YOUR OBJECTIVE
Read through the entries below and copy each line where "timestamp" turns up.

(Data about app and page elements)

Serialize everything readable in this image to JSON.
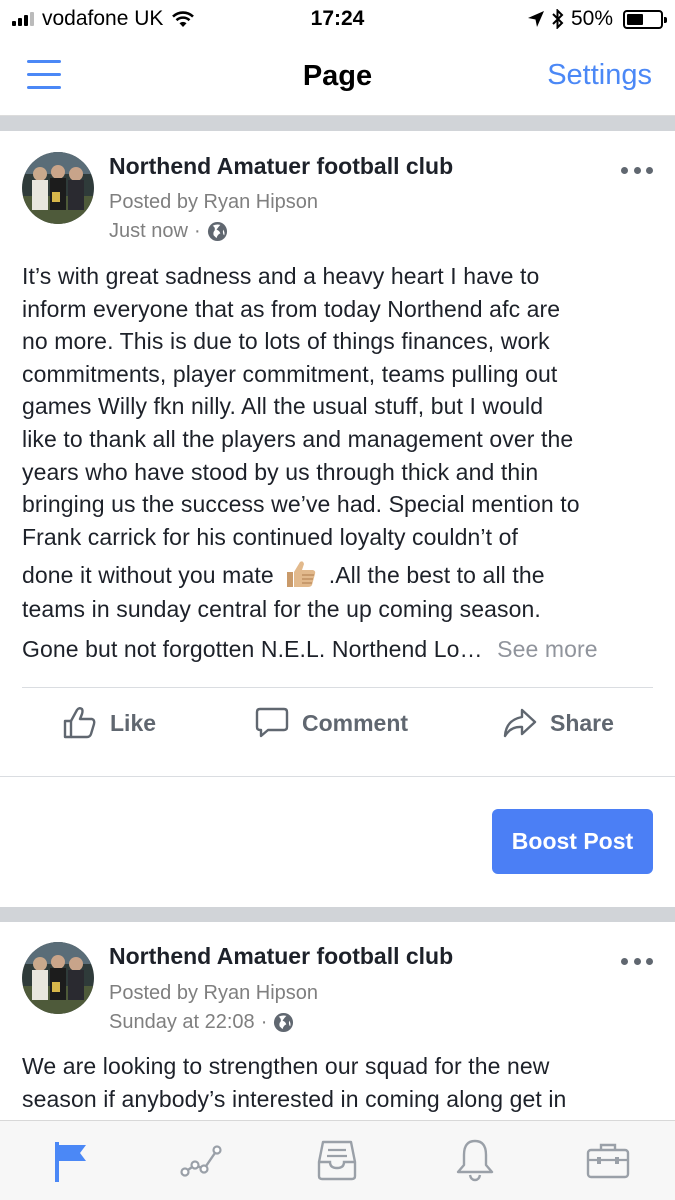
{
  "status_bar": {
    "carrier": "vodafone UK",
    "time": "17:24",
    "battery_percent": "50%",
    "battery_level": 0.5
  },
  "nav": {
    "title": "Page",
    "settings_label": "Settings"
  },
  "posts": [
    {
      "page_name": "Northend Amatuer football club",
      "posted_by": "Posted by Ryan Hipson",
      "timestamp": "Just now",
      "separator_dot": "·",
      "text_lines": [
        "It’s with great sadness and a heavy heart I have to",
        "inform everyone that as from today Northend afc are",
        "no more. This is due to lots of things finances, work",
        "commitments, player commitment, teams pulling out",
        "games Willy fkn nilly. All the usual stuff, but I would",
        "like to thank all the players and management over the",
        "years who have stood by us through thick and thin",
        "bringing us the success we’ve had. Special mention to",
        "Frank carrick for his continued loyalty couldn’t of"
      ],
      "line_emoji_before": "done it without you mate",
      "line_emoji_after": ".All the best to all the",
      "line_11": "teams in sunday central for the up coming season.",
      "line_12": "Gone but not forgotten N.E.L. Northend Lo…",
      "see_more": "See more",
      "actions": {
        "like": "Like",
        "comment": "Comment",
        "share": "Share"
      },
      "boost_label": "Boost Post"
    },
    {
      "page_name": "Northend Amatuer football club",
      "posted_by": "Posted by Ryan Hipson",
      "timestamp": "Sunday at 22:08",
      "separator_dot": "·",
      "text_lines": [
        "We are looking to strengthen our squad for the new",
        "season if anybody’s interested in coming along get in"
      ]
    }
  ],
  "colors": {
    "accent": "#4b88f6",
    "boost": "#4b7ff5",
    "separator": "#d1d4d8",
    "secondary_text": "#7f7f7f",
    "action_text": "#606770"
  },
  "tab_bar": {
    "tabs": [
      "flag-icon",
      "insights-icon",
      "inbox-icon",
      "bell-icon",
      "briefcase-icon"
    ],
    "active": "flag-icon"
  }
}
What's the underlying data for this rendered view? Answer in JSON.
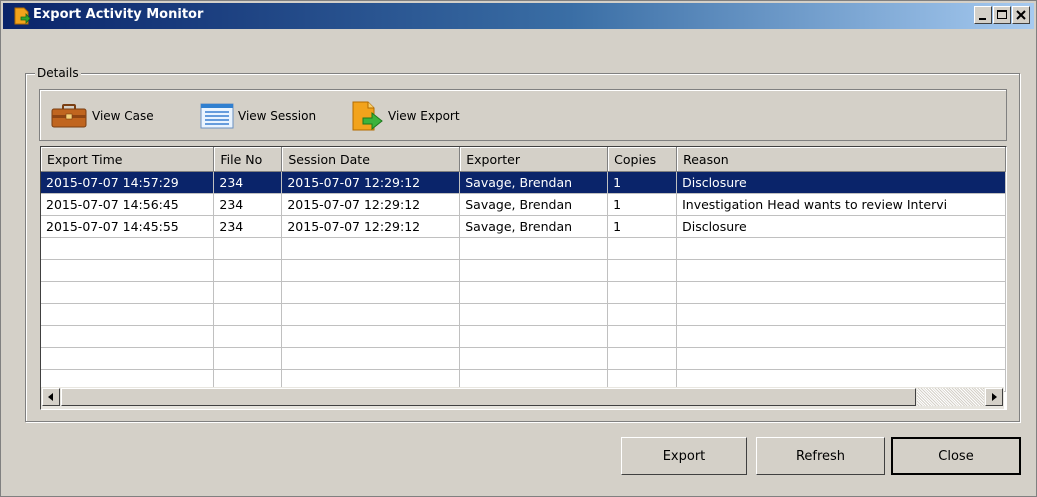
{
  "window": {
    "title": "Export Activity Monitor"
  },
  "details": {
    "group_label": "Details",
    "toolbar": {
      "view_case": "View Case",
      "view_session": "View Session",
      "view_export": "View Export"
    }
  },
  "grid": {
    "columns": [
      "Export Time",
      "File No",
      "Session Date",
      "Exporter",
      "Copies",
      "Reason"
    ],
    "rows": [
      [
        "2015-07-07 14:57:29",
        "234",
        "2015-07-07 12:29:12",
        "Savage, Brendan",
        "1",
        "Disclosure"
      ],
      [
        "2015-07-07 14:56:45",
        "234",
        "2015-07-07 12:29:12",
        "Savage, Brendan",
        "1",
        "Investigation Head wants to review Intervi"
      ],
      [
        "2015-07-07 14:45:55",
        "234",
        "2015-07-07 12:29:12",
        "Savage, Brendan",
        "1",
        "Disclosure"
      ]
    ],
    "selected_row": 0
  },
  "buttons": {
    "export": "Export",
    "refresh": "Refresh",
    "close": "Close"
  },
  "colors": {
    "title_bar": "#0a246a",
    "selection": "#0a246a",
    "face": "#d4d0c8"
  }
}
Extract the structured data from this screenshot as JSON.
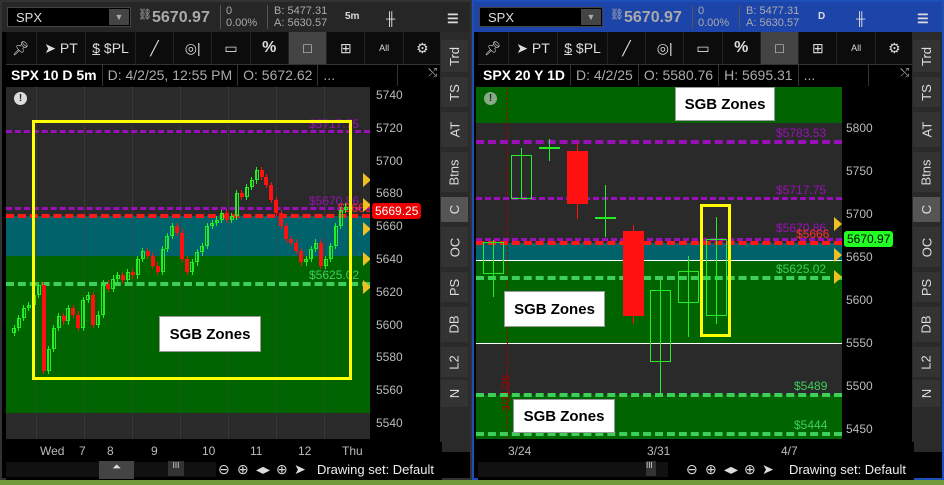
{
  "left": {
    "symbol": "SPX",
    "last": "5670.97",
    "change": "0",
    "change_pct": "0.00%",
    "bid": "B: 5477.31",
    "ask": "A: 5630.57",
    "timeframe": "5m",
    "toolbar": [
      "PT",
      "$PL",
      "%"
    ],
    "chart_header": {
      "title": "SPX 10 D 5m",
      "date": "D: 4/2/25, 12:55 PM",
      "open": "O: 5672.62",
      "more": "..."
    },
    "y_ticks": [
      "5740",
      "5720",
      "5700",
      "5680",
      "5660",
      "5640",
      "5620",
      "5600",
      "5580",
      "5560",
      "5540"
    ],
    "x_labels": [
      "Wed",
      "7",
      "8",
      "9",
      "10",
      "11",
      "12",
      "Thu"
    ],
    "price_tag": "5669.25",
    "level_labels": {
      "p1": "$5717.75",
      "p2": "$5670.86",
      "red": "$5666",
      "g1": "$5625.02"
    },
    "sgb_label": "SGB Zones",
    "closes": [
      5598,
      5604,
      5610,
      5612,
      5618,
      5624,
      5572,
      5585,
      5598,
      5605,
      5602,
      5610,
      5606,
      5598,
      5615,
      5618,
      5600,
      5606,
      5625,
      5622,
      5628,
      5630,
      5627,
      5632,
      5630,
      5640,
      5645,
      5642,
      5636,
      5632,
      5646,
      5654,
      5660,
      5656,
      5640,
      5632,
      5638,
      5644,
      5648,
      5660,
      5662,
      5664,
      5668,
      5664,
      5666,
      5680,
      5678,
      5684,
      5688,
      5694,
      5690,
      5685,
      5676,
      5668,
      5660,
      5652,
      5650,
      5645,
      5638,
      5640,
      5646,
      5650,
      5636,
      5640,
      5648,
      5660,
      5670,
      5672
    ]
  },
  "right": {
    "symbol": "SPX",
    "last": "5670.97",
    "change": "0",
    "change_pct": "0.00%",
    "bid": "B: 5477.31",
    "ask": "A: 5630.57",
    "timeframe": "D",
    "toolbar": [
      "PT",
      "$PL",
      "%"
    ],
    "chart_header": {
      "title": "SPX 20 Y 1D",
      "date": "D: 4/2/25",
      "open": "O: 5580.76",
      "high": "H: 5695.31",
      "more": "..."
    },
    "y_ticks": [
      "5800",
      "5750",
      "5700",
      "5650",
      "5600",
      "5550",
      "5500",
      "5450"
    ],
    "x_labels": [
      "3/24",
      "3/31",
      "4/7"
    ],
    "price_tag": "5670.97",
    "level_labels": {
      "p0": "$5783.53",
      "p1": "$5717.75",
      "p2": "$5670.86",
      "red": "$5666",
      "g1": "$5625.02",
      "g2": "$5489",
      "g3": "$5444"
    },
    "sgb_label": "SGB Zones",
    "date_marker": "3/21/25",
    "ohlc": [
      [
        5630,
        5670,
        5603,
        5668
      ],
      [
        5717,
        5777,
        5717,
        5769
      ],
      [
        5776,
        5787,
        5762,
        5778
      ],
      [
        5773,
        5783,
        5694,
        5712
      ],
      [
        5694,
        5734,
        5673,
        5696
      ],
      [
        5680,
        5687,
        5572,
        5581
      ],
      [
        5528,
        5623,
        5491,
        5612
      ],
      [
        5597,
        5651,
        5557,
        5634
      ],
      [
        5581,
        5697,
        5572,
        5671
      ]
    ]
  },
  "side_tabs": [
    "Trd",
    "TS",
    "AT",
    "Btns",
    "C",
    "OC",
    "PS",
    "DB",
    "L2",
    "N"
  ],
  "bottom": {
    "drawing_set": "Drawing set: Default"
  },
  "colors": {
    "up": "#22ee22",
    "down": "#ff1111",
    "purple": "#9a10b8",
    "red_line": "#ff1a1a",
    "green_line": "#3ecf5a",
    "teal": "#00636b",
    "zone_green": "#006400",
    "yellow": "#ffff00"
  }
}
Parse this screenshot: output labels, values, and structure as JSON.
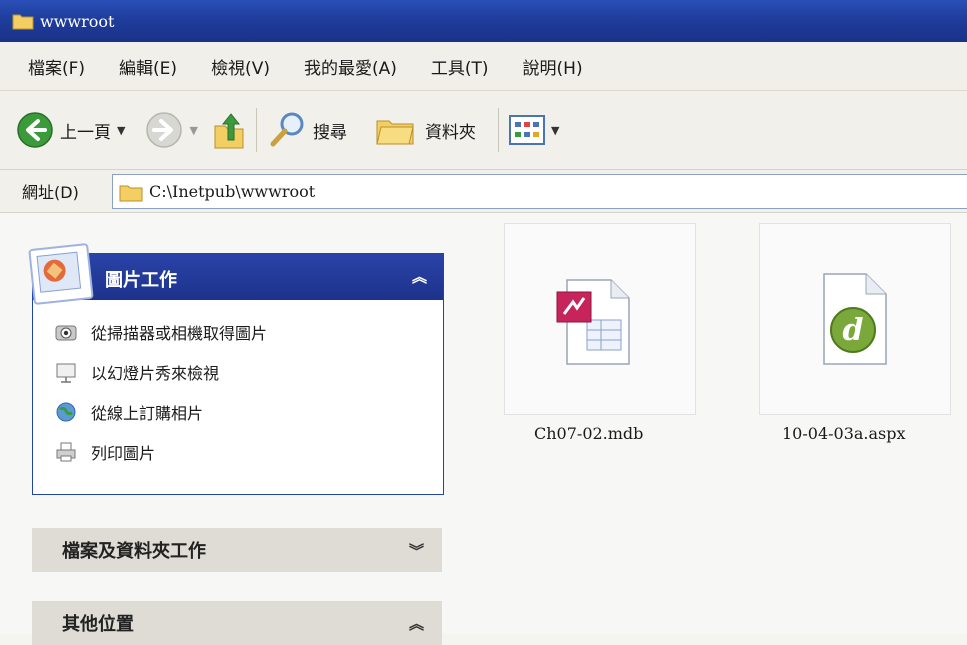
{
  "window": {
    "title": "wwwroot"
  },
  "menubar": {
    "items": [
      "檔案(F)",
      "編輯(E)",
      "檢視(V)",
      "我的最愛(A)",
      "工具(T)",
      "說明(H)"
    ]
  },
  "toolbar": {
    "back_label": "上一頁",
    "search_label": "搜尋",
    "folders_label": "資料夾"
  },
  "address": {
    "label": "網址(D)",
    "path": "C:\\Inetpub\\wwwroot"
  },
  "picture_tasks": {
    "title": "圖片工作",
    "items": [
      "從掃描器或相機取得圖片",
      "以幻燈片秀來檢視",
      "從線上訂購相片",
      "列印圖片"
    ]
  },
  "file_folder_tasks": {
    "title": "檔案及資料夾工作"
  },
  "other_places": {
    "title": "其他位置"
  },
  "files": [
    {
      "name": "Ch07-02.mdb",
      "icon": "access-database-icon"
    },
    {
      "name": "10-04-03a.aspx",
      "icon": "aspx-file-icon"
    }
  ],
  "colors": {
    "titlebar": "#1f3d9c",
    "panel_header": "#2a43a8",
    "panel_gray": "#dedcd5"
  }
}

ANSWER TO THE PROBLEM
      "timestamp": "Just now",
      "timestamp": "Sunday at 22:08",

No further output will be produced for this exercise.